What you will do: All the entries that follow must be written out again exactly.

The data START

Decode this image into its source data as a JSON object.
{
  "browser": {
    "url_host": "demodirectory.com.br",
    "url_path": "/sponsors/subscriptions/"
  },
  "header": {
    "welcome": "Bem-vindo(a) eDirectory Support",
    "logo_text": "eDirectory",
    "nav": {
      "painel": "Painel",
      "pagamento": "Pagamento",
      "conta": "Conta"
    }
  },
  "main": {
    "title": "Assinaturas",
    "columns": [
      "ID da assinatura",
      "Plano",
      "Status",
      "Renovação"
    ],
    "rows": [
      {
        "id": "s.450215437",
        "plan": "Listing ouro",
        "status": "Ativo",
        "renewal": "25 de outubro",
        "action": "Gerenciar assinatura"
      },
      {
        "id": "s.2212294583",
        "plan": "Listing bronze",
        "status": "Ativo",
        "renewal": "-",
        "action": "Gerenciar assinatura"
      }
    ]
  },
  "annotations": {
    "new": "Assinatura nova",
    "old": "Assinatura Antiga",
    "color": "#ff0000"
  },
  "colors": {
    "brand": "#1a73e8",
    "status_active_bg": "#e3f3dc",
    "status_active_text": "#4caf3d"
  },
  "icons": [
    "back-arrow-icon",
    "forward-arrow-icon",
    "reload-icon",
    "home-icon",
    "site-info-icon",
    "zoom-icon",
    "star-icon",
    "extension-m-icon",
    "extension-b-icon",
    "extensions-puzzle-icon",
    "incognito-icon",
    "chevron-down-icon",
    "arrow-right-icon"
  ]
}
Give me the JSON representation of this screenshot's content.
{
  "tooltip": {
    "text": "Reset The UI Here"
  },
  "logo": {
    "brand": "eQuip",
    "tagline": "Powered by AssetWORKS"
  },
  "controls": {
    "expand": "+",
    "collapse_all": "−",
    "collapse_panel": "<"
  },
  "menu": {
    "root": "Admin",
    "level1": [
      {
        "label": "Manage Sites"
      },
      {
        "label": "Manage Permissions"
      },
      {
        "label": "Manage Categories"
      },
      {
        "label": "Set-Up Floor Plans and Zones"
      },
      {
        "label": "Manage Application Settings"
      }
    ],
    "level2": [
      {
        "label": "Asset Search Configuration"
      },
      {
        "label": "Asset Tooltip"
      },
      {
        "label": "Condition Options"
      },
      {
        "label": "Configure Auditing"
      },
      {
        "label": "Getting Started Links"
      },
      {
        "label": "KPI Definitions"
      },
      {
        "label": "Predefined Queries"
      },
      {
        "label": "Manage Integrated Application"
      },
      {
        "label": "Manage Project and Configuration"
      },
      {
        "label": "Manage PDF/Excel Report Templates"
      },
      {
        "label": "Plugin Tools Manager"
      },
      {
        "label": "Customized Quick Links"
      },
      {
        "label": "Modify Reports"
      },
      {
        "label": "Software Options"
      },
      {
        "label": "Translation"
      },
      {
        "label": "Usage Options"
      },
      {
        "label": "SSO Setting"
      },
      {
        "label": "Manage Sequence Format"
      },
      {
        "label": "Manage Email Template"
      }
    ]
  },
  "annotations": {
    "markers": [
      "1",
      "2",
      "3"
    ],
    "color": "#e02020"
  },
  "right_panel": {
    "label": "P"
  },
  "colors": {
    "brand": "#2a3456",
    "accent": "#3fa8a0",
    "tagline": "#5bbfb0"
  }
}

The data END

Task answer:
Decode this image into its source data as a JSON object.
{
  "browser": {
    "url_host": "demodirectory.com.br",
    "url_path": "/sponsors/subscriptions/"
  },
  "header": {
    "welcome": "Bem-vindo(a) eDirectory Support",
    "logo_text": "eDirectory",
    "nav": {
      "painel": "Painel",
      "pagamento": "Pagamento",
      "conta": "Conta"
    }
  },
  "main": {
    "title": "Assinaturas",
    "columns": [
      "ID da assinatura",
      "Plano",
      "Status",
      "Renovação"
    ],
    "rows": [
      {
        "id": "s.450215437",
        "plan": "Listing ouro",
        "status": "Ativo",
        "renewal": "25 de outubro",
        "action": "Gerenciar assinatura"
      },
      {
        "id": "s.2212294583",
        "plan": "Listing bronze",
        "status": "Ativo",
        "renewal": "-",
        "action": "Gerenciar assinatura"
      }
    ]
  },
  "annotations": {
    "new": "Assinatura nova",
    "old": "Assinatura Antiga",
    "color": "#ff0000"
  },
  "colors": {
    "brand": "#1a73e8",
    "status_active_bg": "#e3f3dc",
    "status_active_text": "#4caf3d"
  },
  "icons": [
    "back-arrow-icon",
    "forward-arrow-icon",
    "reload-icon",
    "home-icon",
    "site-info-icon",
    "zoom-icon",
    "star-icon",
    "extension-m-icon",
    "extension-b-icon",
    "extensions-puzzle-icon",
    "incognito-icon",
    "chevron-down-icon",
    "arrow-right-icon"
  ]
}
Give me the JSON representation of this screenshot's content.
{
  "tooltip": {
    "text": "Reset The UI Here"
  },
  "logo": {
    "brand": "eQuip",
    "tagline": "Powered by AssetWORKS"
  },
  "controls": {
    "expand": "+",
    "collapse_all": "−",
    "collapse_panel": "<"
  },
  "menu": {
    "root": "Admin",
    "level1": [
      {
        "label": "Manage Sites"
      },
      {
        "label": "Manage Permissions"
      },
      {
        "label": "Manage Categories"
      },
      {
        "label": "Set-Up Floor Plans and Zones"
      },
      {
        "label": "Manage Application Settings"
      }
    ],
    "level2": [
      {
        "label": "Asset Search Configuration"
      },
      {
        "label": "Asset Tooltip"
      },
      {
        "label": "Condition Options"
      },
      {
        "label": "Configure Auditing"
      },
      {
        "label": "Getting Started Links"
      },
      {
        "label": "KPI Definitions"
      },
      {
        "label": "Predefined Queries"
      },
      {
        "label": "Manage Integrated Application"
      },
      {
        "label": "Manage Project and Configuration"
      },
      {
        "label": "Manage PDF/Excel Report Templates"
      },
      {
        "label": "Plugin Tools Manager"
      },
      {
        "label": "Customized Quick Links"
      },
      {
        "label": "Modify Reports"
      },
      {
        "label": "Software Options"
      },
      {
        "label": "Translation"
      },
      {
        "label": "Usage Options"
      },
      {
        "label": "SSO Setting"
      },
      {
        "label": "Manage Sequence Format"
      },
      {
        "label": "Manage Email Template"
      }
    ]
  },
  "annotations": {
    "markers": [
      "1",
      "2",
      "3"
    ],
    "color": "#e02020"
  },
  "right_panel": {
    "label": "P"
  },
  "colors": {
    "brand": "#2a3456",
    "accent": "#3fa8a0",
    "tagline": "#5bbfb0"
  }
}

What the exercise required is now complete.